WORK TO COMPLETE: Every entry needs to be printed exactly, please.

SUPPLIED ENTRIES:
▽

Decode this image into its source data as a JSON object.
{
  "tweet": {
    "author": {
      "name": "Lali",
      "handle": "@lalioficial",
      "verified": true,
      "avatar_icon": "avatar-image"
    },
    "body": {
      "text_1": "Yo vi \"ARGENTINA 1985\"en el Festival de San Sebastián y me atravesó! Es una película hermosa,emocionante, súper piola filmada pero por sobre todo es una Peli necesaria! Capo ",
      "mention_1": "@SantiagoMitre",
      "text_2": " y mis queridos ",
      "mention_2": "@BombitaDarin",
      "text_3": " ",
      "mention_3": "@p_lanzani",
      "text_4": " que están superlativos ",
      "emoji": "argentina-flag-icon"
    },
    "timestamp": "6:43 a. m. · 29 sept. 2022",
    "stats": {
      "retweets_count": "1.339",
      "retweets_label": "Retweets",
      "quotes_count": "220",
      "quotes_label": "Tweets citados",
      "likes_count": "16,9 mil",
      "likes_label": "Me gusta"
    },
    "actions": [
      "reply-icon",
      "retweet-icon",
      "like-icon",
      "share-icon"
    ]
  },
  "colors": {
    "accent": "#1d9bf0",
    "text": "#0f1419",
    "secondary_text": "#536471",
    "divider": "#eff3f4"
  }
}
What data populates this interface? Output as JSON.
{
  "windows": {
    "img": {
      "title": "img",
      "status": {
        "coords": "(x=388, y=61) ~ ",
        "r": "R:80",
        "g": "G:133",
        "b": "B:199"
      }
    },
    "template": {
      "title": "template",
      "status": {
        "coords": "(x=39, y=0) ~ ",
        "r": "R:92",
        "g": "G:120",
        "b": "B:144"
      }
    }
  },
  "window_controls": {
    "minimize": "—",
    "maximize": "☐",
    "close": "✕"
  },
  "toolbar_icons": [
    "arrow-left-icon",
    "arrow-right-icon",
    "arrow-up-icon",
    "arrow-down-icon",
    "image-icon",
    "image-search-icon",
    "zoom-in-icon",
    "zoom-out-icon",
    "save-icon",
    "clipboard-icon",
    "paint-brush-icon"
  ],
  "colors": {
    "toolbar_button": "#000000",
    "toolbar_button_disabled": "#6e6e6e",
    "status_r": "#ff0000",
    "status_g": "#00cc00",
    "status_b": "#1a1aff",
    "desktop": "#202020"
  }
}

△

YOUR SOLUTION:
Decode this image into its source data as a JSON object.
{
  "tweet": {
    "author": {
      "name": "Lali",
      "handle": "@lalioficial",
      "verified": true,
      "avatar_icon": "avatar-image"
    },
    "body": {
      "text_1": "Yo vi \"ARGENTINA 1985\"en el Festival de San Sebastián y me atravesó! Es una película hermosa,emocionante, súper piola filmada pero por sobre todo es una Peli necesaria! Capo ",
      "mention_1": "@SantiagoMitre",
      "text_2": " y mis queridos ",
      "mention_2": "@BombitaDarin",
      "text_3": " ",
      "mention_3": "@p_lanzani",
      "text_4": " que están superlativos ",
      "emoji": "argentina-flag-icon"
    },
    "timestamp": "6:43 a. m. · 29 sept. 2022",
    "stats": {
      "retweets_count": "1.339",
      "retweets_label": "Retweets",
      "quotes_count": "220",
      "quotes_label": "Tweets citados",
      "likes_count": "16,9 mil",
      "likes_label": "Me gusta"
    },
    "actions": [
      "reply-icon",
      "retweet-icon",
      "like-icon",
      "share-icon"
    ]
  },
  "colors": {
    "accent": "#1d9bf0",
    "text": "#0f1419",
    "secondary_text": "#536471",
    "divider": "#eff3f4"
  }
}
What data populates this interface? Output as JSON.
{
  "windows": {
    "img": {
      "title": "img",
      "status": {
        "coords": "(x=388, y=61) ~ ",
        "r": "R:80",
        "g": "G:133",
        "b": "B:199"
      }
    },
    "template": {
      "title": "template",
      "status": {
        "coords": "(x=39, y=0) ~ ",
        "r": "R:92",
        "g": "G:120",
        "b": "B:144"
      }
    }
  },
  "window_controls": {
    "minimize": "—",
    "maximize": "☐",
    "close": "✕"
  },
  "toolbar_icons": [
    "arrow-left-icon",
    "arrow-right-icon",
    "arrow-up-icon",
    "arrow-down-icon",
    "image-icon",
    "image-search-icon",
    "zoom-in-icon",
    "zoom-out-icon",
    "save-icon",
    "clipboard-icon",
    "paint-brush-icon"
  ],
  "colors": {
    "toolbar_button": "#000000",
    "toolbar_button_disabled": "#6e6e6e",
    "status_r": "#ff0000",
    "status_g": "#00cc00",
    "status_b": "#1a1aff",
    "desktop": "#202020"
  }
}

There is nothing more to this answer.